We arrive at Churston and look for somewhere to decamp. This is another shingle beach like Fishcombe but it feels much more secluded as there is no obvious access, no cafe or other facilities. If you want to get here its a hike along the South West Coast path, a swim or a boat. We decide on a peaceful grassland spot at the back of the beach, just beyond a large group of twenty somethings (how old am I exactly?).
Settled, I decide to test the waters and take a swim, but it’s not to be. Only ten feet from the shoreline and getting everyones full attention, is a very large male grey seal. This supposed ‘cute’ inhabitant of our seas is of course inquisitive, but his presence at such close quarters is unnerving people (already in the water), to say the least.

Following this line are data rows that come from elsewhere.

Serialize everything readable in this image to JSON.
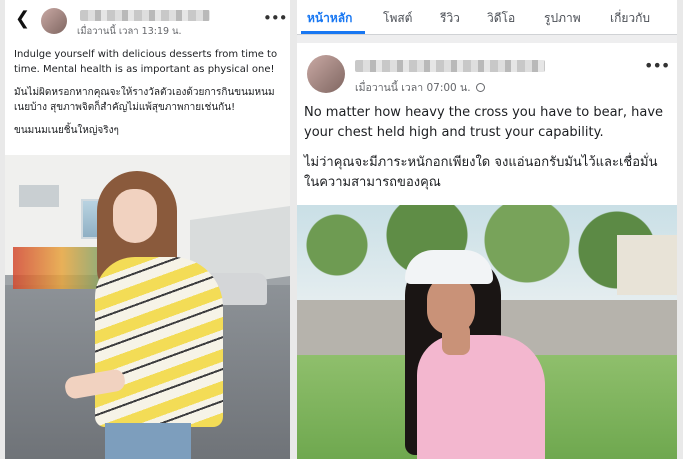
{
  "left_post": {
    "back_icon": "chevron-left-icon",
    "author_name_blurred": "",
    "timestamp": "เมื่อวานนี้ เวลา 13:19 น.",
    "more_icon": "more-dots-icon",
    "text_en": "Indulge yourself with delicious desserts from time to time. Mental health is as important as physical one!",
    "text_th": "มันไม่ผิดหรอกหากคุณจะให้รางวัลตัวเองด้วยการกินขนมหนมเนยบ้าง สุขภาพจิตก็สำคัญไม่แพ้สุขภาพกายเช่นกัน!",
    "text_th2": "ขนมนมเนยชิ้นใหญ่จริงๆ"
  },
  "right_post": {
    "tabs": [
      "หน้าหลัก",
      "โพสต์",
      "รีวิว",
      "วิดีโอ",
      "รูปภาพ",
      "เกี่ยวกับ"
    ],
    "active_tab": "หน้าหลัก",
    "timestamp": "เมื่อวานนี้ เวลา 07:00 น.",
    "privacy_icon": "globe-icon",
    "more_icon": "more-dots-icon",
    "text_en": "No matter how heavy the cross you have to bear, have your chest held high and trust your capability.",
    "text_th": "ไม่ว่าคุณจะมีภาระหนักอกเพียงใด จงแอ่นอกรับมันไว้และเชื่อมั่นในความสามารถของคุณ"
  },
  "colors": {
    "accent": "#1877f2",
    "meta": "#65676b"
  }
}
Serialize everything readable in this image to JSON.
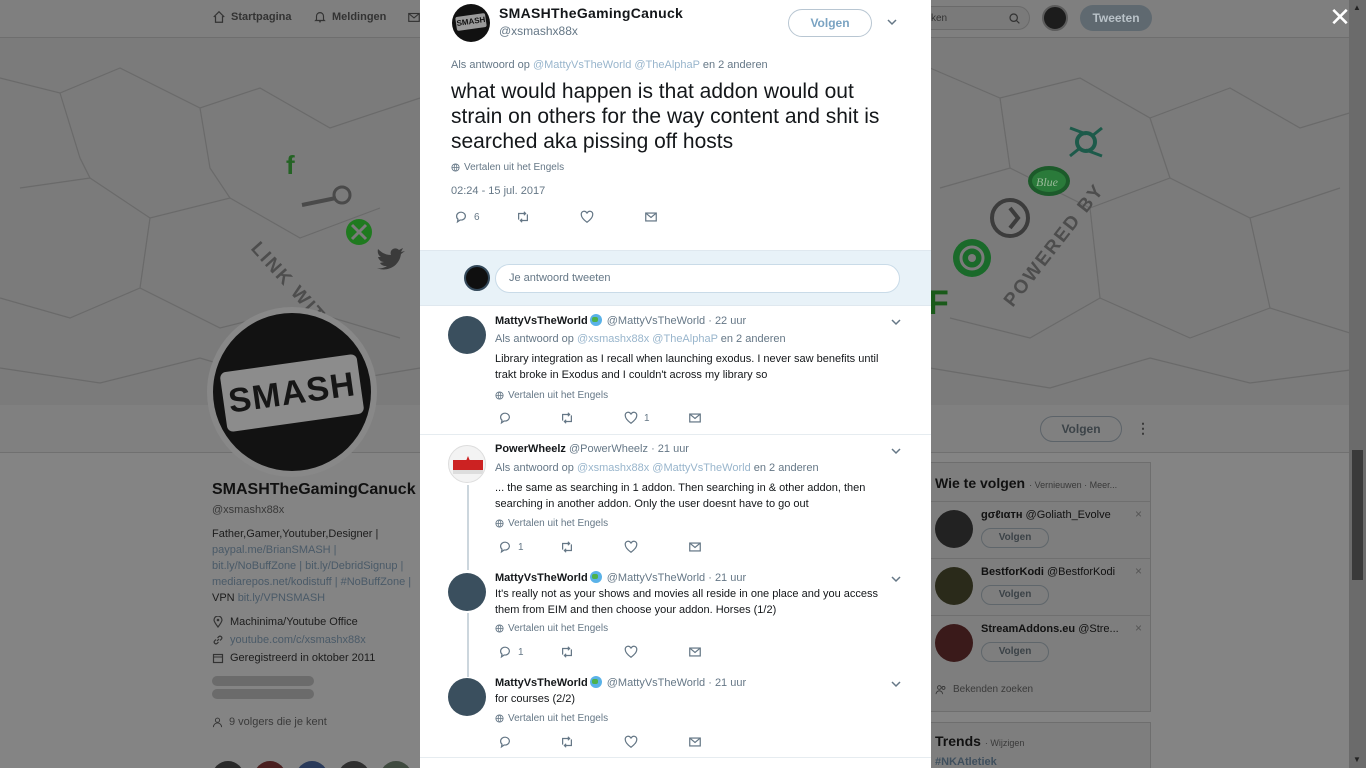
{
  "background": {
    "nav": [
      {
        "label": "Startpagina",
        "icon": "home-icon"
      },
      {
        "label": "Meldingen",
        "icon": "bell-icon"
      }
    ],
    "search_placeholder": "ken",
    "tweet_button": "Tweeten",
    "banner_texts": {
      "link_with_me": "LINK WITH ME",
      "powered_by": "POWERED BY",
      "blue": "Blue"
    },
    "profile": {
      "name": "SMASHTheGamingCanuck",
      "handle": "@xsmashx88x",
      "bio_text": "Father,Gamer,Youtuber,Designer |",
      "bio_links": [
        "paypal.me/BrianSMASH |",
        "bit.ly/NoBuffZone | bit.ly/DebridSignup |",
        "mediarepos.net/kodistuff | #NoBuffZone |"
      ],
      "bio_vpn_prefix": "VPN",
      "bio_vpn_link": "bit.ly/VPNSMASH",
      "location": "Machinima/Youtube Office",
      "website": "youtube.com/c/xsmashx88x",
      "joined": "Geregistreerd in oktober 2011",
      "followers_you_know": "9 volgers die je kent",
      "follow_button": "Volgen",
      "avatar_text": "SMASH"
    },
    "who_to_follow": {
      "title": "Wie te volgen",
      "links": "· Vernieuwen · Meer...",
      "items": [
        {
          "name": "gσℓιαтн",
          "handle": "@Goliath_Evolve",
          "button": "Volgen"
        },
        {
          "name": "BestforKodi",
          "handle": "@BestforKodi",
          "button": "Volgen"
        },
        {
          "name": "StreamAddons.eu",
          "handle": "@Stre...",
          "button": "Volgen"
        }
      ],
      "find_friends": "Bekenden zoeken"
    },
    "trends": {
      "title": "Trends",
      "link": "· Wijzigen",
      "first": "#NKAtletiek"
    }
  },
  "modal": {
    "tweet": {
      "name": "SMASHTheGamingCanuck",
      "handle": "@xsmashx88x",
      "follow_label": "Volgen",
      "reply_prefix": "Als antwoord op",
      "reply_mentions": "@MattyVsTheWorld @TheAlphaP",
      "reply_suffix": "en 2 anderen",
      "text": "what would happen is that addon would out strain on others for the way content and shit is searched aka pissing off hosts",
      "translate": "Vertalen uit het Engels",
      "timestamp": "02:24 - 15 jul. 2017",
      "reply_count": "6",
      "avatar_text": "SMASH"
    },
    "reply_box": {
      "placeholder": "Je antwoord tweeten"
    },
    "replies": [
      {
        "name": "MattyVsTheWorld",
        "handle": "@MattyVsTheWorld",
        "time": "· 22 uur",
        "reply_prefix": "Als antwoord op",
        "reply_mentions": "@xsmashx88x @TheAlphaP",
        "reply_suffix": "en 2 anderen",
        "text": "Library integration as I recall when launching exodus. I never saw benefits until trakt broke in Exodus and I couldn't across my library so",
        "translate": "Vertalen uit het Engels",
        "reply_count": "",
        "like_count": "1"
      },
      {
        "name": "PowerWheelz",
        "handle": "@PowerWheelz",
        "time": "· 21 uur",
        "reply_prefix": "Als antwoord op",
        "reply_mentions": "@xsmashx88x @MattyVsTheWorld",
        "reply_suffix": "en 2 anderen",
        "text": "... the same as searching in 1 addon. Then searching in & other addon, then searching in another addon. Only the user doesnt have to go out",
        "translate": "Vertalen uit het Engels",
        "reply_count": "1",
        "like_count": ""
      },
      {
        "name": "MattyVsTheWorld",
        "handle": "@MattyVsTheWorld",
        "time": "· 21 uur",
        "text": "It's really not as your shows and movies all reside in one place and you access them from EIM and then choose your addon. Horses (1/2)",
        "translate": "Vertalen uit het Engels",
        "reply_count": "1",
        "like_count": ""
      },
      {
        "name": "MattyVsTheWorld",
        "handle": "@MattyVsTheWorld",
        "time": "· 21 uur",
        "text": "for courses (2/2)",
        "translate": "Vertalen uit het Engels",
        "reply_count": "",
        "like_count": ""
      }
    ]
  },
  "colors": {
    "overlay": "#848484",
    "modal_bg": "#ffffff",
    "mention": "#98b5cc",
    "muted": "#657786",
    "reply_box_bg": "#e8f2f8"
  }
}
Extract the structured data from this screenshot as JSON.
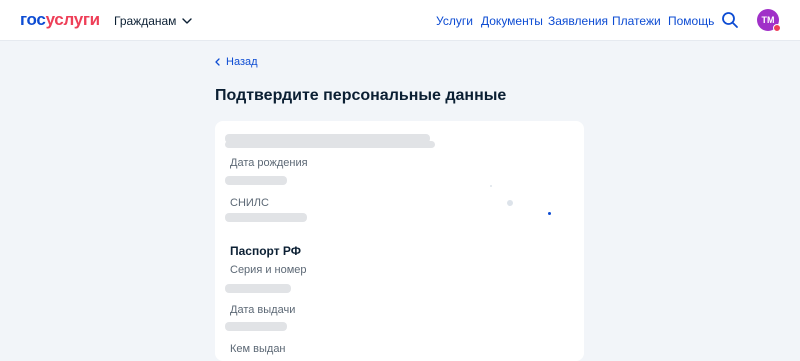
{
  "header": {
    "logo_part1": "гос",
    "logo_part2": "услуги",
    "citizens_label": "Гражданам",
    "nav": [
      "Услуги",
      "Документы",
      "Заявления",
      "Платежи",
      "Помощь"
    ],
    "avatar_initials": "ТМ"
  },
  "main": {
    "back_label": "Назад",
    "title": "Подтвердите персональные данные",
    "fields": {
      "birth_date": "Дата рождения",
      "snils": "СНИЛС",
      "passport_title": "Паспорт РФ",
      "series_number": "Серия и номер",
      "issue_date": "Дата выдачи",
      "issued_by": "Кем выдан"
    }
  },
  "colors": {
    "brand_blue": "#0d4cd3",
    "brand_red": "#ee3f58",
    "avatar": "#a030c8"
  },
  "icons": [
    "chevron-down-icon",
    "search-icon",
    "chevron-left-icon"
  ]
}
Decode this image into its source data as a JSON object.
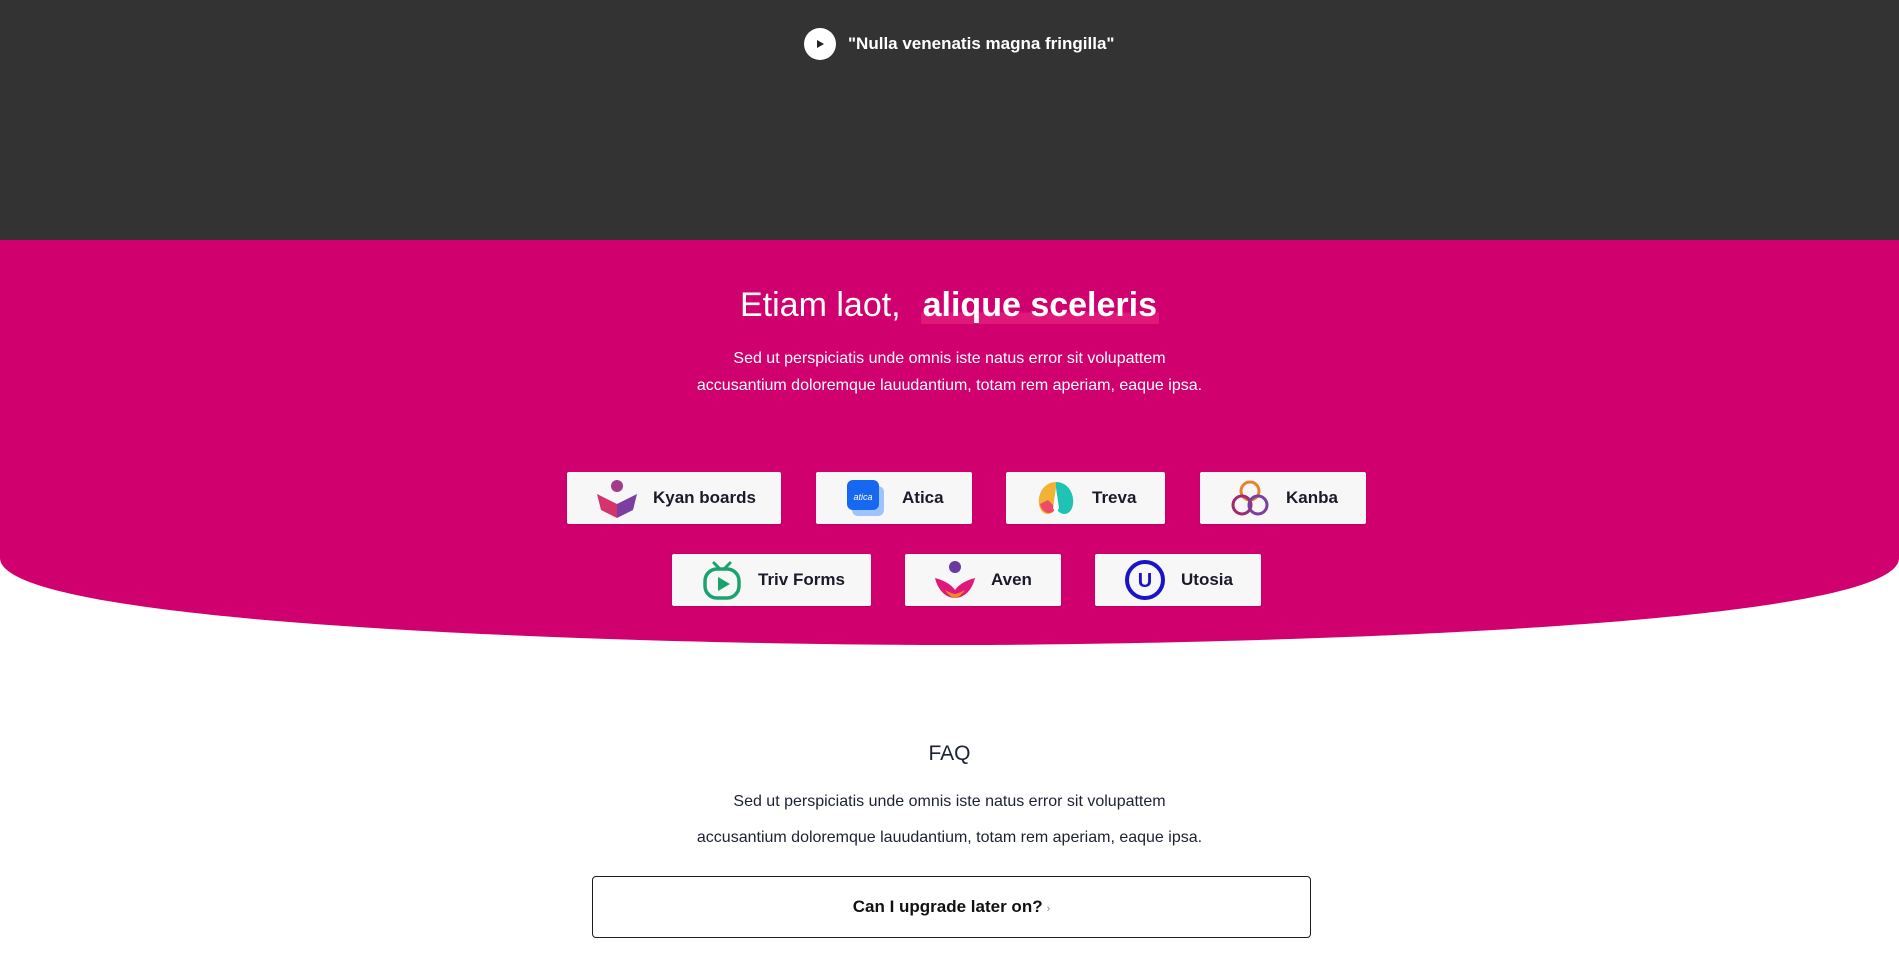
{
  "video": {
    "title": "\"Nulla venenatis magna fringilla\"",
    "play_icon": "play-icon"
  },
  "brands": {
    "heading_light": "Etiam laot,",
    "heading_strong": "alique sceleris",
    "subtitle_line1": "Sed ut perspiciatis unde omnis iste natus error sit volupattem",
    "subtitle_line2": "accusantium doloremque lauudantium, totam rem aperiam, eaque ipsa.",
    "items": [
      {
        "label": "Kyan boards",
        "icon": "kyan-boards-logo-icon"
      },
      {
        "label": "Atica",
        "icon": "atica-logo-icon",
        "icon_text": "atica"
      },
      {
        "label": "Treva",
        "icon": "treva-logo-icon"
      },
      {
        "label": "Kanba",
        "icon": "kanba-logo-icon"
      },
      {
        "label": "Triv Forms",
        "icon": "triv-forms-logo-icon"
      },
      {
        "label": "Aven",
        "icon": "aven-logo-icon"
      },
      {
        "label": "Utosia",
        "icon": "utosia-logo-icon",
        "icon_text": "U"
      }
    ]
  },
  "faq": {
    "title": "FAQ",
    "subtitle_line1": "Sed ut perspiciatis unde omnis iste natus error sit volupattem",
    "subtitle_line2": "accusantium doloremque lauudantium, totam rem aperiam, eaque ipsa.",
    "items": [
      {
        "question": "Can I upgrade later on?",
        "chevron": "›"
      }
    ]
  },
  "colors": {
    "dark_bg": "#333333",
    "brand_magenta": "#d1006f",
    "card_bg": "#f7f7f8"
  }
}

For a few minutes I’m caught in indecision as to get in or not, then the seal ‘bites’ someone and my mind is made up. I find out later that seals, a bit like baby Huey, explore much of their world with their mouths, not generally doing much or any harm. This of course is not much solace when your biter is double your weight, immeasurably superior at swimming and out of sight! This seems to me the nearest the UK can replicate JAWS. There’s no limbs lost, no boats sank; instead a number of us mumble our concerns and retreat to the safety of the beach to watch the wildlife.
Back at base Bec’s is more than a bit surprised to see me return largely dry. Without any exaggeration I recall the story of the ferocious, biting Seal and why I took the sensible precaution of not getting in. Neither her or Huey want to swim either. Instead we luxuriate in the last of the afternoon sun and laugh about an incident that could have been a lot worse…(the Tomato, not the Seal).
Getting to Fishcombe or Churston Cove with a baby…
Both require a baby sling to get too. I would not like to try either the S.W Coast Path or the walk down to Fishcombe with a buggy. The walk between the two is particularly tricky, but worth it.
We parked on the road next to Battery Gardens but had to pay at the meter. Parking is tight here so doubtful you’ll find it for free (I will update this though if I find some!).